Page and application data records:
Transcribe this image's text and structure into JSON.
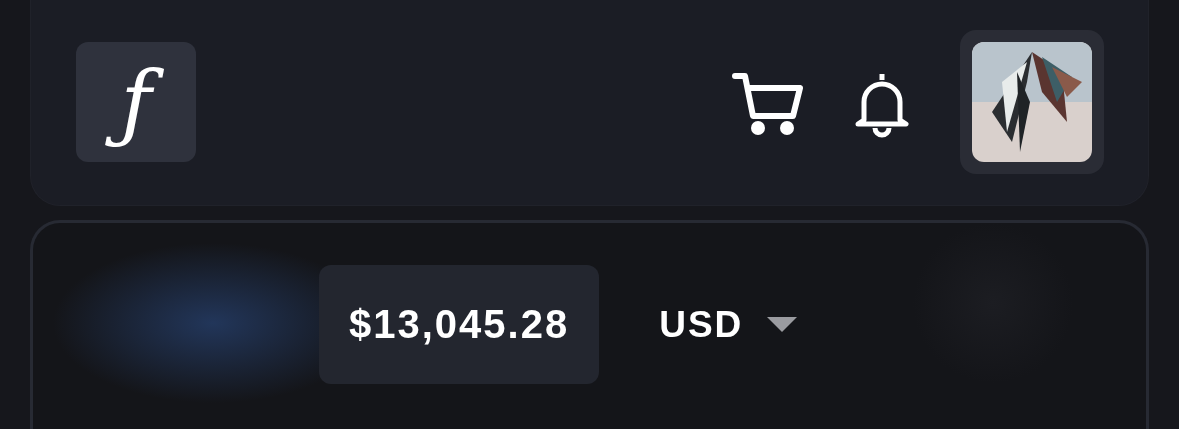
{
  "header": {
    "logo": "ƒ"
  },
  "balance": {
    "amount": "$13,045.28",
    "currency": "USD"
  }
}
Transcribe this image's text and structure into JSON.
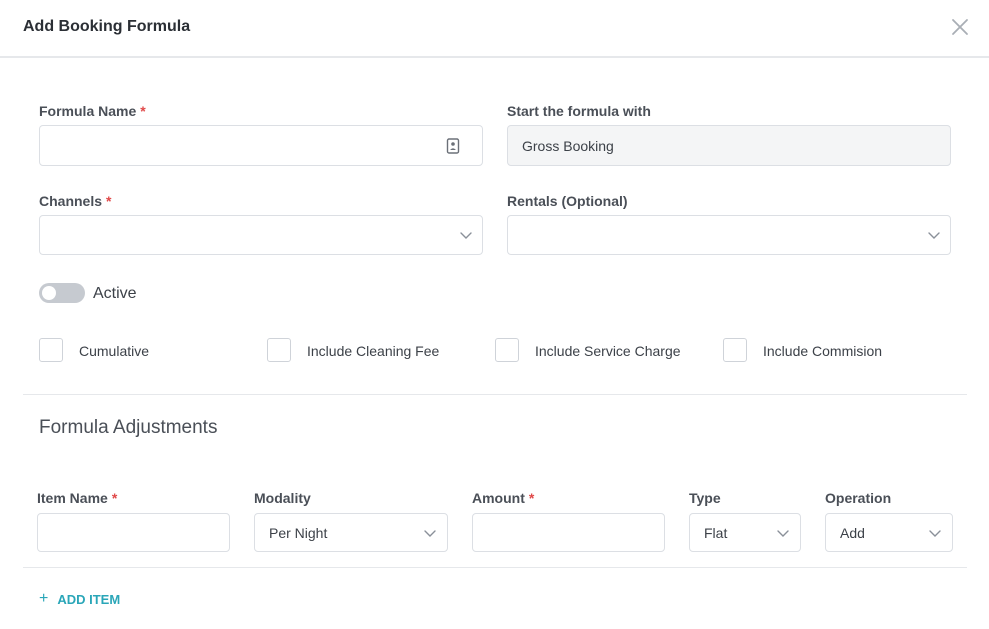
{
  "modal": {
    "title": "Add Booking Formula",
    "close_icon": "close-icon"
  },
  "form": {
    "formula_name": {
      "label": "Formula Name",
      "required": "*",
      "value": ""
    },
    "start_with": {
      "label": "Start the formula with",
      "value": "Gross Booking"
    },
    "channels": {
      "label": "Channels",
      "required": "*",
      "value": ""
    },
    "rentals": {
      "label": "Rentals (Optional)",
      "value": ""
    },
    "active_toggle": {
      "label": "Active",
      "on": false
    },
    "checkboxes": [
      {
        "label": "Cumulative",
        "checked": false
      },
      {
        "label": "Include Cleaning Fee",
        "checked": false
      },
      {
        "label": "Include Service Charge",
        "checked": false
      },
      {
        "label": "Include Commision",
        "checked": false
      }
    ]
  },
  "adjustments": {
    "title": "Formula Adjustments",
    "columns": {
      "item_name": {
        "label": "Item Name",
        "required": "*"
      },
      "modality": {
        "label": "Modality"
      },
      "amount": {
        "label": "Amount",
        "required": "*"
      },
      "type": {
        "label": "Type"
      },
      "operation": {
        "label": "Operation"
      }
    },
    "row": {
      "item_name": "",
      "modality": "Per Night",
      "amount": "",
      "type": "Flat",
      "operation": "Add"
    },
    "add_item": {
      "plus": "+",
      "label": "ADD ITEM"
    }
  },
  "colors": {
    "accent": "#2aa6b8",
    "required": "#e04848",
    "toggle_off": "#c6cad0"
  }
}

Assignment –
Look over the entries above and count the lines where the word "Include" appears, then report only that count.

Your solution –
3